Ottawa mulls options on refugee agreement
The Canadian Press
December 1, 2007
OTTAWA -- Armed with a major court victory, advocates urged the federal government yesterday to scrap a deal that sees Canada turn refugee claimants back to the U.S. to face deportation and possible torture in their home countries.
Opposition MPs, Amnesty International and other groups called on Ottawa to scrap the so-called Safe Third Country Agreement after a Federal Court judge ruled it violates refugee rights. The government says the deal remains in effect while it mulls its response.
"We're considering the options now," said Citizenship and Immigration spokeswoman Karen Shadd-Evelyn. "The court has given the parties time to make submissions regarding an appeal."
Lawyers for both sides have until Jan. 14 to file papers for a final court order, which would likely strike down the agreement based on the judge's reasons. It will then be up to Ottawa to decide whether to appeal the outcome - a move that could take years to ultimately clear the Supreme Court of Canada.
Mr. Justice Michael Phelan of the Federal Court said the U.S. can't be considered a "safe country" for asylum seekers from such countries as Haiti, for example, because it doesn't comply with international refugee protections against torture.
Unlike the U.S., Canada will not deport back to Haiti.
Judge Phelan also said the deal is unfair because it turns back claimants who arrive from the United States by land, while those who fly to Canada can stay to make their case.
Rather than appeal the ruling, refugee advocates say Canada should reassert its traditional role of defending some of the world's most vulnerable people.
"We have a judgment that in clear, stark, detailed ways highlights the multiplicity of human-rights violations and shortcomings in the refugee system that await asylum claimants who are turned away from the Canadian border and forced into the U.S.," said Alex Neve, secretary-general of Amnesty International Canada.
U.S. Ambassador David Wilkins countered in a statement yesterday that his country "has a proud record of accepting and protecting refugees, defending human rights and adhering to our treaty obligations.
"Last year alone, the United States accepted more refugees for resettlement than any other country, according to the Office of the United Nations High Commissioner for Refugees," Mr. Wilkins said.
However, the UN refugee agency also spoke out in October against Canada's practice of summarily sending refugee claimants back to the U.S. - even when they're entitled to seek asylum here.
The practice again made headlines when four refugees from Haiti and one from El Salvador were sent back to the U.S. on Oct. 8 from the Lacolle, Que., border point near Montreal.

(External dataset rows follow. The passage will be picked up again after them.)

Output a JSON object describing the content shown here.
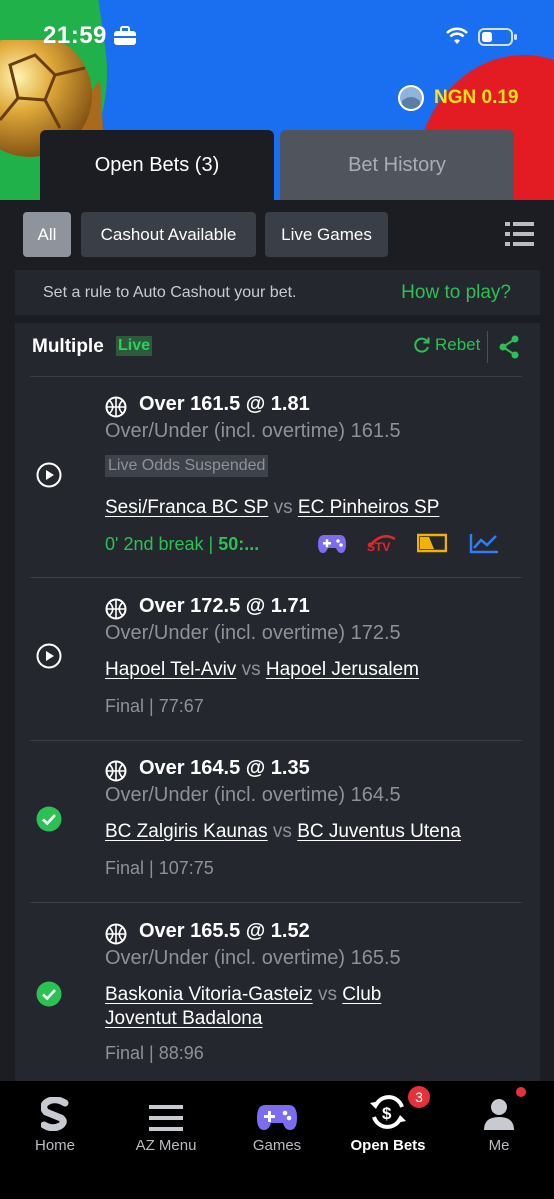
{
  "status_bar": {
    "time": "21:59"
  },
  "balance": {
    "text": "NGN 0.19"
  },
  "tabs": [
    {
      "label": "Open Bets (3)",
      "active": true
    },
    {
      "label": "Bet History",
      "active": false
    }
  ],
  "filters": [
    {
      "label": "All",
      "active": true
    },
    {
      "label": "Cashout Available",
      "active": false
    },
    {
      "label": "Live Games",
      "active": false
    }
  ],
  "auto_cashout": {
    "text": "Set a rule to Auto Cashout your bet.",
    "link": "How to play?"
  },
  "bet": {
    "type": "Multiple",
    "live_badge": "Live",
    "rebet_label": "Rebet",
    "selections": [
      {
        "title": "Over 161.5 @ 1.81",
        "market": "Over/Under (incl. overtime) 161.5",
        "suspended_label": "Live Odds Suspended",
        "home": "Sesi/Franca BC SP",
        "vs": "vs",
        "away": "EC Pinheiros SP",
        "status_prefix": "0' 2nd break | ",
        "status_score": "50:...",
        "state": "live"
      },
      {
        "title": "Over 172.5 @ 1.71",
        "market": "Over/Under (incl. overtime) 172.5",
        "home": "Hapoel Tel-Aviv",
        "vs": "vs",
        "away": "Hapoel Jerusalem",
        "result": "Final | 77:67",
        "state": "pending"
      },
      {
        "title": "Over 164.5 @ 1.35",
        "market": "Over/Under (incl. overtime) 164.5",
        "home": "BC Zalgiris Kaunas",
        "vs": "vs",
        "away": "BC Juventus Utena",
        "result": "Final | 107:75",
        "state": "won"
      },
      {
        "title": "Over 165.5 @ 1.52",
        "market": "Over/Under (incl. overtime) 165.5",
        "home": "Baskonia Vitoria-Gasteiz",
        "vs": "vs",
        "away": "Club Joventut Badalona",
        "result": "Final | 88:96",
        "state": "won"
      }
    ]
  },
  "bottom_nav": [
    {
      "label": "Home",
      "icon": "sportybet-logo-icon"
    },
    {
      "label": "AZ Menu",
      "icon": "hamburger-menu-icon"
    },
    {
      "label": "Games",
      "icon": "gamepad-icon"
    },
    {
      "label": "Open Bets",
      "icon": "open-bets-icon",
      "badge": "3",
      "active": true
    },
    {
      "label": "Me",
      "icon": "user-icon"
    }
  ],
  "colors": {
    "accent_green": "#2bc155",
    "balance_yellow": "#ffe11a",
    "background": "#1b1d22",
    "card": "#24272d"
  }
}
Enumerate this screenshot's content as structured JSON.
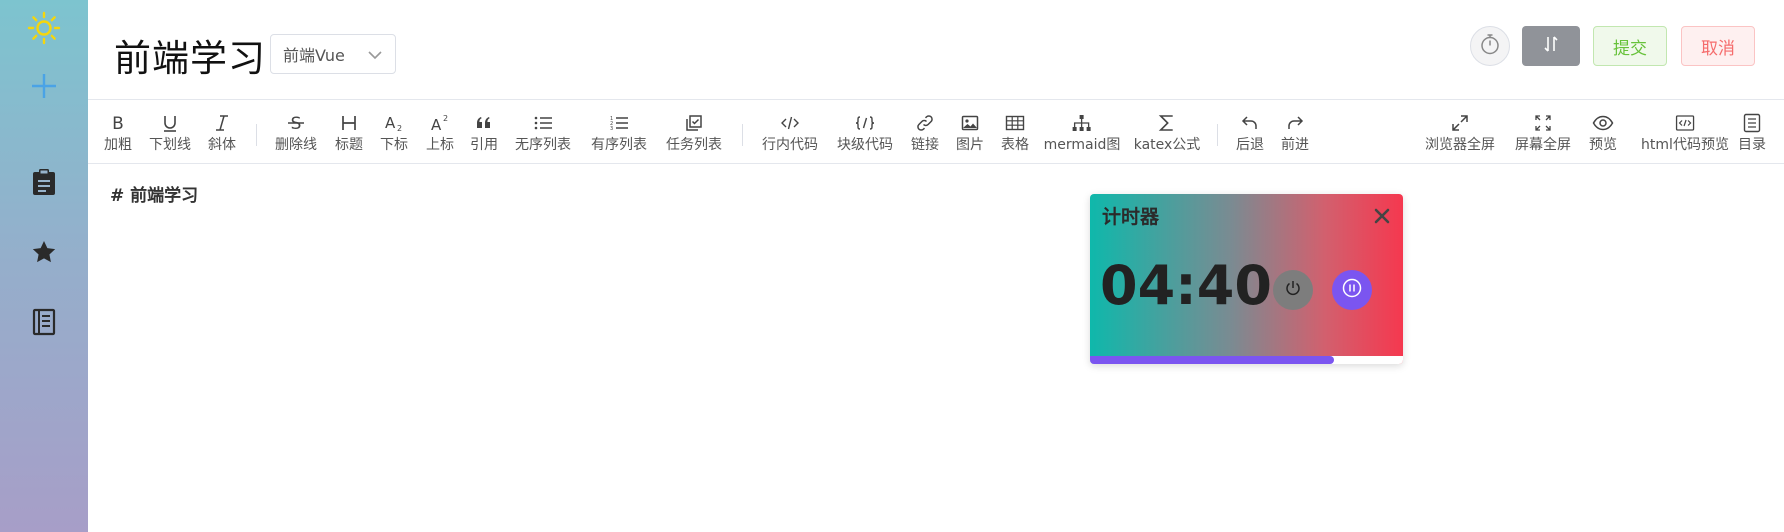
{
  "app": {
    "sidebar": {
      "items": [
        {
          "icon": "sun-icon"
        },
        {
          "icon": "plus-icon"
        },
        {
          "icon": "clipboard-icon"
        },
        {
          "icon": "star-icon"
        },
        {
          "icon": "notebook-icon"
        }
      ]
    },
    "header": {
      "title": "前端学习",
      "category_select": {
        "value": "前端Vue"
      },
      "submit_label": "提交",
      "cancel_label": "取消"
    },
    "toolbar": {
      "groups": [
        [
          {
            "label": "加粗",
            "icon": "bold-icon"
          },
          {
            "label": "下划线",
            "icon": "underline-icon"
          },
          {
            "label": "斜体",
            "icon": "italic-icon"
          }
        ],
        [
          {
            "label": "删除线",
            "icon": "strikethrough-icon"
          },
          {
            "label": "标题",
            "icon": "heading-icon"
          },
          {
            "label": "下标",
            "icon": "subscript-icon"
          },
          {
            "label": "上标",
            "icon": "superscript-icon"
          },
          {
            "label": "引用",
            "icon": "quote-icon"
          },
          {
            "label": "无序列表",
            "icon": "unordered-list-icon"
          },
          {
            "label": "有序列表",
            "icon": "ordered-list-icon"
          },
          {
            "label": "任务列表",
            "icon": "task-list-icon"
          }
        ],
        [
          {
            "label": "行内代码",
            "icon": "inline-code-icon"
          },
          {
            "label": "块级代码",
            "icon": "code-block-icon"
          },
          {
            "label": "链接",
            "icon": "link-icon"
          },
          {
            "label": "图片",
            "icon": "image-icon"
          },
          {
            "label": "表格",
            "icon": "table-icon"
          },
          {
            "label": "mermaid图",
            "icon": "mermaid-icon"
          },
          {
            "label": "katex公式",
            "icon": "sigma-icon"
          }
        ],
        [
          {
            "label": "后退",
            "icon": "undo-icon"
          },
          {
            "label": "前进",
            "icon": "redo-icon"
          }
        ],
        [
          {
            "label": "浏览器全屏",
            "icon": "browser-fullscreen-icon"
          },
          {
            "label": "屏幕全屏",
            "icon": "screen-fullscreen-icon"
          },
          {
            "label": "预览",
            "icon": "eye-icon"
          },
          {
            "label": "html代码预览",
            "icon": "html-preview-icon"
          },
          {
            "label": "目录",
            "icon": "catalog-icon"
          }
        ]
      ]
    },
    "editor": {
      "content_line": "#  前端学习"
    },
    "timer": {
      "title": "计时器",
      "time": "04:40",
      "progress": 0.78
    },
    "colors": {
      "accent_purple": "#7b55f0",
      "submit_green": "#67c23a",
      "cancel_red": "#f56c6c",
      "switch_gray": "#909399",
      "sun_yellow": "#f5d60c",
      "plus_blue": "#4aa3e6"
    }
  }
}
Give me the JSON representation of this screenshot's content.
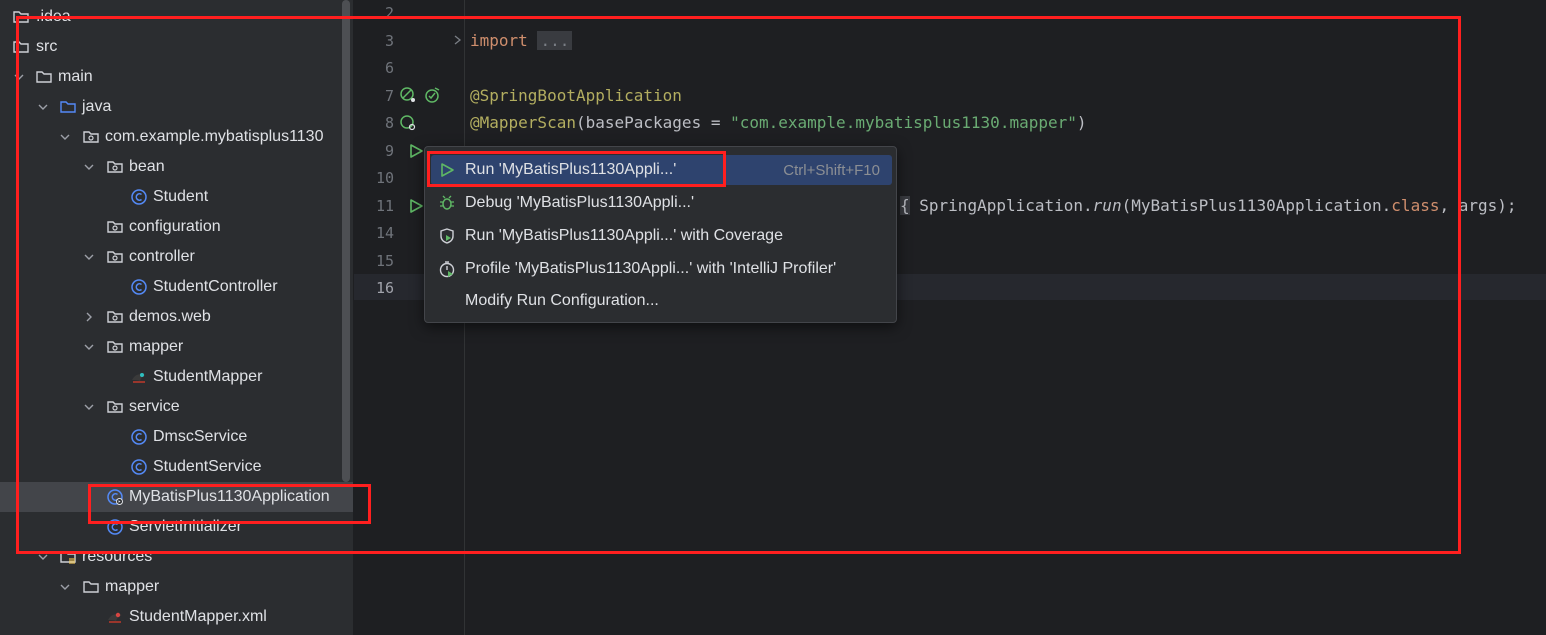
{
  "project_tree": {
    "items": [
      {
        "label": ".idea",
        "icon": "folder-icon",
        "expanded": false
      },
      {
        "label": "src",
        "icon": "folder-icon",
        "expanded": true
      },
      {
        "label": "main",
        "icon": "folder-icon",
        "expanded": true
      },
      {
        "label": "java",
        "icon": "source-folder-icon",
        "expanded": true
      },
      {
        "label": "com.example.mybatisplus1130",
        "icon": "package-icon",
        "expanded": true
      },
      {
        "label": "bean",
        "icon": "package-icon",
        "expanded": true
      },
      {
        "label": "Student",
        "icon": "class-icon"
      },
      {
        "label": "configuration",
        "icon": "package-icon"
      },
      {
        "label": "controller",
        "icon": "package-icon",
        "expanded": true
      },
      {
        "label": "StudentController",
        "icon": "class-icon"
      },
      {
        "label": "demos.web",
        "icon": "package-icon",
        "expanded": false
      },
      {
        "label": "mapper",
        "icon": "package-icon",
        "expanded": true
      },
      {
        "label": "StudentMapper",
        "icon": "mybatis-mapper-icon"
      },
      {
        "label": "service",
        "icon": "package-icon",
        "expanded": true
      },
      {
        "label": "DmscService",
        "icon": "class-icon"
      },
      {
        "label": "StudentService",
        "icon": "class-icon"
      },
      {
        "label": "MyBatisPlus1130Application",
        "icon": "spring-boot-class-icon",
        "selected": true
      },
      {
        "label": "ServletInitializer",
        "icon": "class-icon"
      },
      {
        "label": "resources",
        "icon": "resources-folder-icon",
        "expanded": true
      },
      {
        "label": "mapper",
        "icon": "folder-icon",
        "expanded": true
      },
      {
        "label": "StudentMapper.xml",
        "icon": "mybatis-xml-icon"
      }
    ]
  },
  "editor": {
    "line_numbers": [
      "2",
      "3",
      "6",
      "7",
      "8",
      "9",
      "10",
      "11",
      "14",
      "15",
      "16"
    ],
    "current_line": "16",
    "code": {
      "import_kw": "import",
      "import_fold": "...",
      "annotation_1": "@SpringBootApplication",
      "annotation_2": "@MapperScan",
      "mapperscan_args_open": "(basePackages = ",
      "mapperscan_string": "\"com.example.mybatisplus1130.mapper\"",
      "mapperscan_args_close": ")",
      "line11_brace": "{",
      "line11_call_a": " SpringApplication.",
      "line11_run": "run",
      "line11_call_b": "(MyBatisPlus1130Application.",
      "line11_class_kw": "class",
      "line11_call_c": ", args);"
    }
  },
  "run_menu": {
    "items": [
      {
        "label": "Run 'MyBatisPlus1130Appli...'",
        "shortcut": "Ctrl+Shift+F10",
        "icon": "run-icon"
      },
      {
        "label": "Debug 'MyBatisPlus1130Appli...'",
        "icon": "debug-icon"
      },
      {
        "label": "Run 'MyBatisPlus1130Appli...' with Coverage",
        "icon": "coverage-icon"
      },
      {
        "label": "Profile 'MyBatisPlus1130Appli...' with 'IntelliJ Profiler'",
        "icon": "profiler-icon"
      },
      {
        "label": "Modify Run Configuration...",
        "icon": ""
      }
    ]
  },
  "colors": {
    "accent": "#2e436e",
    "highlight": "#ff1f1f",
    "run_green": "#5fb865"
  }
}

Two of the five were later detained in the United States, said the UN high commissioner's office, making it difficult for advocates to track their fate.
NDP immigration critic Olivia Chow has already submitted a motion seeking support from the Commons all-party citizenship and immigration committee to support scrapping the safe third country deal.
The 2004 Safe Third Country Agreement struck under the former Liberal government was billed as a means of allowing both Canada and the U.S. to better manage the flow of asylum seekers.